## What you have to do
Only lines below containing the string "accent" should be counted; please give that count by itself.
___ Study material
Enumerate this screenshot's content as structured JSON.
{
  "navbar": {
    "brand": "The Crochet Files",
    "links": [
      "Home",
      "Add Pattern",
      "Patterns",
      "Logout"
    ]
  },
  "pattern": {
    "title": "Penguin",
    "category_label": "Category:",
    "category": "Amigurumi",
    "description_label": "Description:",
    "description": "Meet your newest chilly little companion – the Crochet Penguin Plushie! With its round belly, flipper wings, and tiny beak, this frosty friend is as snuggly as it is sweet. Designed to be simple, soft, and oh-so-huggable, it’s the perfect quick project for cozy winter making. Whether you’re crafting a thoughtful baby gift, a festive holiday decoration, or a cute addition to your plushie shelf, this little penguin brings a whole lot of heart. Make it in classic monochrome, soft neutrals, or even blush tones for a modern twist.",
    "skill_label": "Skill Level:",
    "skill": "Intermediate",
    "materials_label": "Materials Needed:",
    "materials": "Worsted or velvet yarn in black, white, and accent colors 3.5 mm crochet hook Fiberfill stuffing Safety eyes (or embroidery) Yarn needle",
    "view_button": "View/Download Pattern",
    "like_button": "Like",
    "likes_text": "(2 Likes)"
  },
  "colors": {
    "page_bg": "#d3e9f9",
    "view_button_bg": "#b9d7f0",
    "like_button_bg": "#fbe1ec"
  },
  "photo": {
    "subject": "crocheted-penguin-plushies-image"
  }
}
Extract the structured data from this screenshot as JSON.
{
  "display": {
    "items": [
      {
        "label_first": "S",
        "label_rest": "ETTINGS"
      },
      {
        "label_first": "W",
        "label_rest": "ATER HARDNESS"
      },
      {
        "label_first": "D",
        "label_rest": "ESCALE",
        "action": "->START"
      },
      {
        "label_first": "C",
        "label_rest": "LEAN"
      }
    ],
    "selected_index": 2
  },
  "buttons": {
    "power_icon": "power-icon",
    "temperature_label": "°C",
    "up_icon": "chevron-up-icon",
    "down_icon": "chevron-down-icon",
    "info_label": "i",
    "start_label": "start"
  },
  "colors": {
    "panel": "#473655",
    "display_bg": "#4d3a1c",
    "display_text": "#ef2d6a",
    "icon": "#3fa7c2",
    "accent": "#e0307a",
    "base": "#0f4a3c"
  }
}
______
## Answer to the problem
2